ACTIVITY:
Lines holding the string "icon" are the ones to copy from this listing.

** Opening PROVIDED INFORMATION block **

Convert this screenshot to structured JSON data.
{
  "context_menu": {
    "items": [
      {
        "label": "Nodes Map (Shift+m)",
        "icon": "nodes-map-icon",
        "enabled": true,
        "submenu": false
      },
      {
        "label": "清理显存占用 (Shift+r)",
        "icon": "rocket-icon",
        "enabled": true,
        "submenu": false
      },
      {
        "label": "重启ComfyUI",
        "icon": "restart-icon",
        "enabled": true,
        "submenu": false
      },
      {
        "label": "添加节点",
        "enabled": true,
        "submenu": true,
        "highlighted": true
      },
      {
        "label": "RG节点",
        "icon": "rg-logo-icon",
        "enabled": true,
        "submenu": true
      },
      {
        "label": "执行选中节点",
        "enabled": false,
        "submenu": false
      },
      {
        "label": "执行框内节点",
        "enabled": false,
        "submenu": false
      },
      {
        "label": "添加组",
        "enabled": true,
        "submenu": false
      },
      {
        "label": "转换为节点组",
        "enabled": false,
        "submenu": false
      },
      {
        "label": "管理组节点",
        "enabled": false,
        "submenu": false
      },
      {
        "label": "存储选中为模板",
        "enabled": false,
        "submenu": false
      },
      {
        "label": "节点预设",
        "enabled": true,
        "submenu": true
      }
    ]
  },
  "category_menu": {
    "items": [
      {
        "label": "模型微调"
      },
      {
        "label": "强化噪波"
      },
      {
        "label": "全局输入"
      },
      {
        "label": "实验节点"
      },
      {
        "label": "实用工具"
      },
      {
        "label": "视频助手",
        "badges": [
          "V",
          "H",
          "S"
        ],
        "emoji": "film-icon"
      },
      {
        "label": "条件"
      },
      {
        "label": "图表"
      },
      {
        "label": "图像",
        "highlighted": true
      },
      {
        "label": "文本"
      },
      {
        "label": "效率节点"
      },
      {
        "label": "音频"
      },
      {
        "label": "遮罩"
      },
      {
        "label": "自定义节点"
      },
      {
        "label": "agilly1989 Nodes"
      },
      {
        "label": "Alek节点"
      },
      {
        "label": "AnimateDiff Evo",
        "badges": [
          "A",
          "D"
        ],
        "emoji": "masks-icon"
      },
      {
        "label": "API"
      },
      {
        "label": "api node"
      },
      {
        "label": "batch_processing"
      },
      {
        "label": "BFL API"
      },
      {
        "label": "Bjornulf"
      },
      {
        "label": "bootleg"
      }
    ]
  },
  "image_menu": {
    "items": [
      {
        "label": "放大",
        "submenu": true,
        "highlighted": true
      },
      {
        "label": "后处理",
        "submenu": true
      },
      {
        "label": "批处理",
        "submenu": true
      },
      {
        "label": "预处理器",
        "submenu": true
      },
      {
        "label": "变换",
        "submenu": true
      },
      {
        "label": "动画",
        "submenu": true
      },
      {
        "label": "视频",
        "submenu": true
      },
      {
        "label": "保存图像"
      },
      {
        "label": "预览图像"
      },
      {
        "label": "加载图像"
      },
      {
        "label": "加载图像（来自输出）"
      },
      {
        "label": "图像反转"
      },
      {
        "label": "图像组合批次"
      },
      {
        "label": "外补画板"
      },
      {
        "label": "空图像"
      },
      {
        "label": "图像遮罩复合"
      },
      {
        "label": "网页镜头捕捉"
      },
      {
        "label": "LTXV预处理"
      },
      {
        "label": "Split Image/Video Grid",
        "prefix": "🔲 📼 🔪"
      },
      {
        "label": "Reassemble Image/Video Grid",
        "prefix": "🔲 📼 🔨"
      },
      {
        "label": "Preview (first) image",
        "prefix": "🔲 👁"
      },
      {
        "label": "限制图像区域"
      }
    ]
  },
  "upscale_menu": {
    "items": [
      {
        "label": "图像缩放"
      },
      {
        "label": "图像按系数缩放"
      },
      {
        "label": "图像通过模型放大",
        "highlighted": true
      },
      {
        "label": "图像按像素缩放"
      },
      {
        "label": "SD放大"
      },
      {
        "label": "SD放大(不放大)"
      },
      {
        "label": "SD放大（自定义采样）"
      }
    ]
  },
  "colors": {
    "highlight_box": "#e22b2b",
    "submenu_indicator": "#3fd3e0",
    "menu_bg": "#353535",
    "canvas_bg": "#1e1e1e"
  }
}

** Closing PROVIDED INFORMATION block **

EXERCISE OUTPUT:
        "icon": "nodes-map-icon",
        "icon": "rocket-icon",
        "icon": "restart-icon",
        "icon": "rg-logo-icon",
        "emoji": "film-icon"
        "emoji": "masks-icon"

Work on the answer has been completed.